Except for the pictures, retype the records that follow exactly.

◆ **MATERIAL TO PROCESS**:
┌────────

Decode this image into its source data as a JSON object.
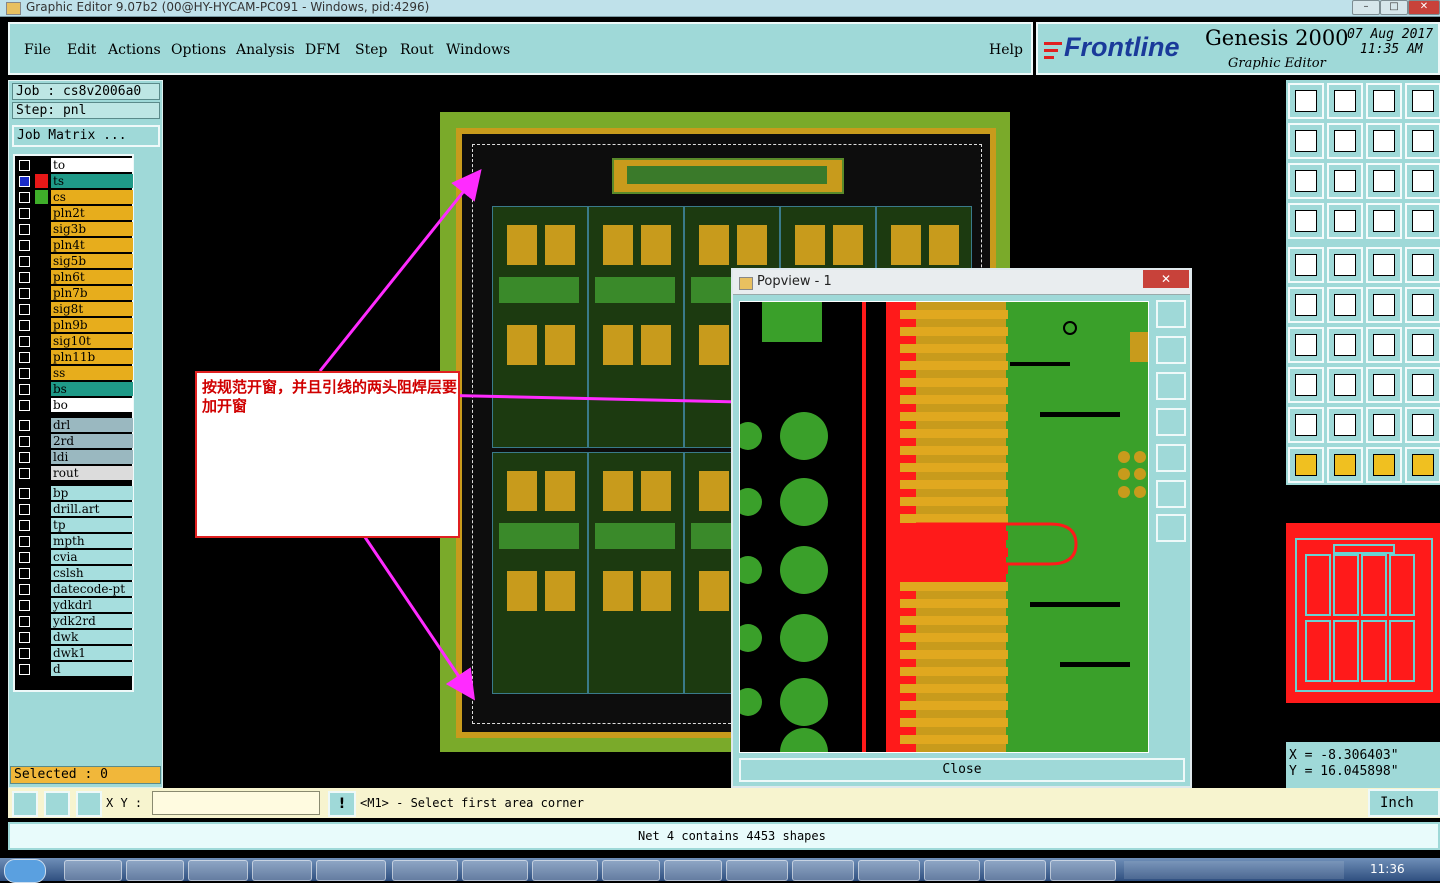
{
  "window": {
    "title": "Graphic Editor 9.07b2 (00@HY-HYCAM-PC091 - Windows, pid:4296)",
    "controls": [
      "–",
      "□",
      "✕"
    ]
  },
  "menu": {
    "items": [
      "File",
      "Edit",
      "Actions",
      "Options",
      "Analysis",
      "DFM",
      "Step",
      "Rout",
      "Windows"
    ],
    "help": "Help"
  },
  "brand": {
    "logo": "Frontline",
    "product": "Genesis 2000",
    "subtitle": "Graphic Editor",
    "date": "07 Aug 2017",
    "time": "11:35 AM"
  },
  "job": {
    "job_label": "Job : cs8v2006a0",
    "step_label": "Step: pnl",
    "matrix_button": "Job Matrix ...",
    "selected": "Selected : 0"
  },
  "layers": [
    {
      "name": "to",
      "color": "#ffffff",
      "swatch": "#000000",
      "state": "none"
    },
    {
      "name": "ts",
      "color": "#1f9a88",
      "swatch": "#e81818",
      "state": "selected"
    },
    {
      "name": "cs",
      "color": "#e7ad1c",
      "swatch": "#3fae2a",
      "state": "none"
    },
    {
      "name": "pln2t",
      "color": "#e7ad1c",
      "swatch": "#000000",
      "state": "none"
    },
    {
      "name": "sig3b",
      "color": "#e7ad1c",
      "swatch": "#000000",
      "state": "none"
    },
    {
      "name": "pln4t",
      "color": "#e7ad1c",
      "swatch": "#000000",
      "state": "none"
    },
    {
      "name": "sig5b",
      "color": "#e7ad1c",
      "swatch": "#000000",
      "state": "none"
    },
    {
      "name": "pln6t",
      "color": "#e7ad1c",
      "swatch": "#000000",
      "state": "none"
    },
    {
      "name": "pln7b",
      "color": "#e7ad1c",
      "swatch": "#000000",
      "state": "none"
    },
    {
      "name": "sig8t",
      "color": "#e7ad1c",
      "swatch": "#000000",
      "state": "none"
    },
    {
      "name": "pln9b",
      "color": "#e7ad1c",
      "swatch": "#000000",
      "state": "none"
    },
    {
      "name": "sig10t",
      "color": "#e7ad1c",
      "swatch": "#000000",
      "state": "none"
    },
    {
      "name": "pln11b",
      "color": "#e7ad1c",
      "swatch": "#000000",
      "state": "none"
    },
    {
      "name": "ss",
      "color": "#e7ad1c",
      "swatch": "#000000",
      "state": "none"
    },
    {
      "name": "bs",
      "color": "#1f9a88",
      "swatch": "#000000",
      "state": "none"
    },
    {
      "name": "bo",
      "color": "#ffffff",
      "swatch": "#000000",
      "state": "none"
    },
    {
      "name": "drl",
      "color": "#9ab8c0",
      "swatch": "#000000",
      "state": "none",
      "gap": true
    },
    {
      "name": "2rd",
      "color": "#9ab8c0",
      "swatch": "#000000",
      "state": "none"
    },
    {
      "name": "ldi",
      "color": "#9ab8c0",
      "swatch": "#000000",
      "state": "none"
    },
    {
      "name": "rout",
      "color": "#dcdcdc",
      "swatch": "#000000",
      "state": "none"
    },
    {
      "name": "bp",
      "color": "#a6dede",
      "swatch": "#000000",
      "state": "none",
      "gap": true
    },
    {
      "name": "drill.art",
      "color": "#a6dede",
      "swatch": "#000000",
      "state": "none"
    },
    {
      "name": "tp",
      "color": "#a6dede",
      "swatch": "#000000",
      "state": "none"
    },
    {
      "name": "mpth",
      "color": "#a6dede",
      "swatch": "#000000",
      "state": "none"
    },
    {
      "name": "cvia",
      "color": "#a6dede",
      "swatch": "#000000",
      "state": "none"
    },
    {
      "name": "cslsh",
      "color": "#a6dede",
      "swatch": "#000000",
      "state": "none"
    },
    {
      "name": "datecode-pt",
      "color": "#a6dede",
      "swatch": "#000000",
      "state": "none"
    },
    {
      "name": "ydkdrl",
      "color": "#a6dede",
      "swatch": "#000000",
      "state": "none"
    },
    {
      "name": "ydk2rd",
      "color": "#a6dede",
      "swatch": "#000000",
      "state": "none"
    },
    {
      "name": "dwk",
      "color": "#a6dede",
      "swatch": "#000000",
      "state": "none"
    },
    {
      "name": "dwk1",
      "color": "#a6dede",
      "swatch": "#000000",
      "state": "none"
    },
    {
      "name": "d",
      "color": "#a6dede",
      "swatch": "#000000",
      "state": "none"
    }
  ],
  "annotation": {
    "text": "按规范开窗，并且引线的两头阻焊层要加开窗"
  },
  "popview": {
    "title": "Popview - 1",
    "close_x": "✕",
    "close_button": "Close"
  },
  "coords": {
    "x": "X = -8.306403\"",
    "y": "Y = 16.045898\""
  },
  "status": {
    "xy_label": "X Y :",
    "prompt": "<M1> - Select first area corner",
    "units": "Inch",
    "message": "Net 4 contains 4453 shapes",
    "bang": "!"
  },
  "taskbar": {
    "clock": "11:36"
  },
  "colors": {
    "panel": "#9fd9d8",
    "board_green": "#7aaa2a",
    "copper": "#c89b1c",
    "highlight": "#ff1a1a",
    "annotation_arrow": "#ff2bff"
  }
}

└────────

◆ **ANSWER AREA**:
Decode this image into its source data as a JSON object.
{
  "window": {
    "title": "Graphic Editor 9.07b2 (00@HY-HYCAM-PC091 - Windows, pid:4296)",
    "controls": [
      "–",
      "□",
      "✕"
    ]
  },
  "menu": {
    "items": [
      "File",
      "Edit",
      "Actions",
      "Options",
      "Analysis",
      "DFM",
      "Step",
      "Rout",
      "Windows"
    ],
    "help": "Help"
  },
  "brand": {
    "logo": "Frontline",
    "product": "Genesis 2000",
    "subtitle": "Graphic Editor",
    "date": "07 Aug 2017",
    "time": "11:35 AM"
  },
  "job": {
    "job_label": "Job : cs8v2006a0",
    "step_label": "Step: pnl",
    "matrix_button": "Job Matrix ...",
    "selected": "Selected : 0"
  },
  "layers": [
    {
      "name": "to",
      "color": "#ffffff",
      "swatch": "#000000",
      "state": "none"
    },
    {
      "name": "ts",
      "color": "#1f9a88",
      "swatch": "#e81818",
      "state": "selected"
    },
    {
      "name": "cs",
      "color": "#e7ad1c",
      "swatch": "#3fae2a",
      "state": "none"
    },
    {
      "name": "pln2t",
      "color": "#e7ad1c",
      "swatch": "#000000",
      "state": "none"
    },
    {
      "name": "sig3b",
      "color": "#e7ad1c",
      "swatch": "#000000",
      "state": "none"
    },
    {
      "name": "pln4t",
      "color": "#e7ad1c",
      "swatch": "#000000",
      "state": "none"
    },
    {
      "name": "sig5b",
      "color": "#e7ad1c",
      "swatch": "#000000",
      "state": "none"
    },
    {
      "name": "pln6t",
      "color": "#e7ad1c",
      "swatch": "#000000",
      "state": "none"
    },
    {
      "name": "pln7b",
      "color": "#e7ad1c",
      "swatch": "#000000",
      "state": "none"
    },
    {
      "name": "sig8t",
      "color": "#e7ad1c",
      "swatch": "#000000",
      "state": "none"
    },
    {
      "name": "pln9b",
      "color": "#e7ad1c",
      "swatch": "#000000",
      "state": "none"
    },
    {
      "name": "sig10t",
      "color": "#e7ad1c",
      "swatch": "#000000",
      "state": "none"
    },
    {
      "name": "pln11b",
      "color": "#e7ad1c",
      "swatch": "#000000",
      "state": "none"
    },
    {
      "name": "ss",
      "color": "#e7ad1c",
      "swatch": "#000000",
      "state": "none"
    },
    {
      "name": "bs",
      "color": "#1f9a88",
      "swatch": "#000000",
      "state": "none"
    },
    {
      "name": "bo",
      "color": "#ffffff",
      "swatch": "#000000",
      "state": "none"
    },
    {
      "name": "drl",
      "color": "#9ab8c0",
      "swatch": "#000000",
      "state": "none",
      "gap": true
    },
    {
      "name": "2rd",
      "color": "#9ab8c0",
      "swatch": "#000000",
      "state": "none"
    },
    {
      "name": "ldi",
      "color": "#9ab8c0",
      "swatch": "#000000",
      "state": "none"
    },
    {
      "name": "rout",
      "color": "#dcdcdc",
      "swatch": "#000000",
      "state": "none"
    },
    {
      "name": "bp",
      "color": "#a6dede",
      "swatch": "#000000",
      "state": "none",
      "gap": true
    },
    {
      "name": "drill.art",
      "color": "#a6dede",
      "swatch": "#000000",
      "state": "none"
    },
    {
      "name": "tp",
      "color": "#a6dede",
      "swatch": "#000000",
      "state": "none"
    },
    {
      "name": "mpth",
      "color": "#a6dede",
      "swatch": "#000000",
      "state": "none"
    },
    {
      "name": "cvia",
      "color": "#a6dede",
      "swatch": "#000000",
      "state": "none"
    },
    {
      "name": "cslsh",
      "color": "#a6dede",
      "swatch": "#000000",
      "state": "none"
    },
    {
      "name": "datecode-pt",
      "color": "#a6dede",
      "swatch": "#000000",
      "state": "none"
    },
    {
      "name": "ydkdrl",
      "color": "#a6dede",
      "swatch": "#000000",
      "state": "none"
    },
    {
      "name": "ydk2rd",
      "color": "#a6dede",
      "swatch": "#000000",
      "state": "none"
    },
    {
      "name": "dwk",
      "color": "#a6dede",
      "swatch": "#000000",
      "state": "none"
    },
    {
      "name": "dwk1",
      "color": "#a6dede",
      "swatch": "#000000",
      "state": "none"
    },
    {
      "name": "d",
      "color": "#a6dede",
      "swatch": "#000000",
      "state": "none"
    }
  ],
  "annotation": {
    "text": "按规范开窗，并且引线的两头阻焊层要加开窗"
  },
  "popview": {
    "title": "Popview - 1",
    "close_x": "✕",
    "close_button": "Close"
  },
  "coords": {
    "x": "X = -8.306403\"",
    "y": "Y = 16.045898\""
  },
  "status": {
    "xy_label": "X Y :",
    "prompt": "<M1> - Select first area corner",
    "units": "Inch",
    "message": "Net 4 contains 4453 shapes",
    "bang": "!"
  },
  "taskbar": {
    "clock": "11:36"
  },
  "colors": {
    "panel": "#9fd9d8",
    "board_green": "#7aaa2a",
    "copper": "#c89b1c",
    "highlight": "#ff1a1a",
    "annotation_arrow": "#ff2bff"
  }
}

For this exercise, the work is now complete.